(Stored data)

# # # #

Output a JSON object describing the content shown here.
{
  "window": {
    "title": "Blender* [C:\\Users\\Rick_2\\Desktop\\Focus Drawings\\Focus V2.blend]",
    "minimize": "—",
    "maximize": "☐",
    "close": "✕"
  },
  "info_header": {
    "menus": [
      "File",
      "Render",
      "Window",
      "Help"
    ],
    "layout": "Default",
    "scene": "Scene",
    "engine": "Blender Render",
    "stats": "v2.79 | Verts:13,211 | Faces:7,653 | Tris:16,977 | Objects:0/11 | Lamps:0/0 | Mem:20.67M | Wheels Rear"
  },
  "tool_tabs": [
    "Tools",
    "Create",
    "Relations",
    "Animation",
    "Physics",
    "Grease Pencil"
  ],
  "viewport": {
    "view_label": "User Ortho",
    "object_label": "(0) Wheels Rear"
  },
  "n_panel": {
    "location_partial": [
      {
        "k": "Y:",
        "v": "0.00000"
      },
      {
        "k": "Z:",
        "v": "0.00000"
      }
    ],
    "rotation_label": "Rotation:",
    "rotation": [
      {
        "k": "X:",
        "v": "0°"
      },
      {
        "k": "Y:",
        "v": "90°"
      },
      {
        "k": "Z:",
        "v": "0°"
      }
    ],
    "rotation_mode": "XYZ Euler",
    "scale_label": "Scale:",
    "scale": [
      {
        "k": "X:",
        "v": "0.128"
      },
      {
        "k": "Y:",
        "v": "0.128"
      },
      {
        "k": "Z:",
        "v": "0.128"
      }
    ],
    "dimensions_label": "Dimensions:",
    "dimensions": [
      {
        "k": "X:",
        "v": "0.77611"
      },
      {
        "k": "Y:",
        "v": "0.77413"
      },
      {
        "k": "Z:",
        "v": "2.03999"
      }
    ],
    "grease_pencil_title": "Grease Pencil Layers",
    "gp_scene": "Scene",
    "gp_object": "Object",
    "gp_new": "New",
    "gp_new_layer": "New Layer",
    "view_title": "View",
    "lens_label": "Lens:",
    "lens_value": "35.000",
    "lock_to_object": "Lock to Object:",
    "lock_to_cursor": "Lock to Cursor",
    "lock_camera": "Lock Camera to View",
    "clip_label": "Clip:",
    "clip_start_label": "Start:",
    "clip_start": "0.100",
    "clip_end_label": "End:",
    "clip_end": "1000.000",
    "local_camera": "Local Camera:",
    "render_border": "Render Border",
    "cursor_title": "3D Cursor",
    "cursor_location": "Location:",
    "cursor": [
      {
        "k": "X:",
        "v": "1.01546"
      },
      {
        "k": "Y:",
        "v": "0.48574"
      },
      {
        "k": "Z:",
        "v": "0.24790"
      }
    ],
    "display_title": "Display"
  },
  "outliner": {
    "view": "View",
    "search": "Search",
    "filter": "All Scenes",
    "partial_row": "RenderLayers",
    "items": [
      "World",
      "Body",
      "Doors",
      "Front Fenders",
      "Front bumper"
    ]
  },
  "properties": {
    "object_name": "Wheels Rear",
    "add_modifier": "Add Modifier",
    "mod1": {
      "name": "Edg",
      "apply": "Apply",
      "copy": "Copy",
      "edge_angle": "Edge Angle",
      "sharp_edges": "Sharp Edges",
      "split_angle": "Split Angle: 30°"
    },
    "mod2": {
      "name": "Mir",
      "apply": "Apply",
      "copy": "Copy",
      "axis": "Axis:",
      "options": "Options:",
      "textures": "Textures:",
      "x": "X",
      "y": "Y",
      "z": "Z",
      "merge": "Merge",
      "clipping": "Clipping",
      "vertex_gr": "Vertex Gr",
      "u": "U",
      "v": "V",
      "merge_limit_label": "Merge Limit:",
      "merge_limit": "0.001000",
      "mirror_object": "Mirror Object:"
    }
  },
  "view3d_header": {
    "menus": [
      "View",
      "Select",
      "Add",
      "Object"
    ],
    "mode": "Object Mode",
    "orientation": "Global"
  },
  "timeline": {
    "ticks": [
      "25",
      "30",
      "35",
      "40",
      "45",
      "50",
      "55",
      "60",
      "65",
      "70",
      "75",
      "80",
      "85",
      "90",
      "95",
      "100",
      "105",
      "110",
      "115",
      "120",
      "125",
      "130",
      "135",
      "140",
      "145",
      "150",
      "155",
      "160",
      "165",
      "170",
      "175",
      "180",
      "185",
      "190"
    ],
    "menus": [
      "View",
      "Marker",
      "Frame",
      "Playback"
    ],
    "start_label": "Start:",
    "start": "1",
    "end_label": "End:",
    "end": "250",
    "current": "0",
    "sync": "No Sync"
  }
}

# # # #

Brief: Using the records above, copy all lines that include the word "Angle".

Result of this task:
      "edge_angle": "Edge Angle",
      "split_angle": "Split Angle: 30°"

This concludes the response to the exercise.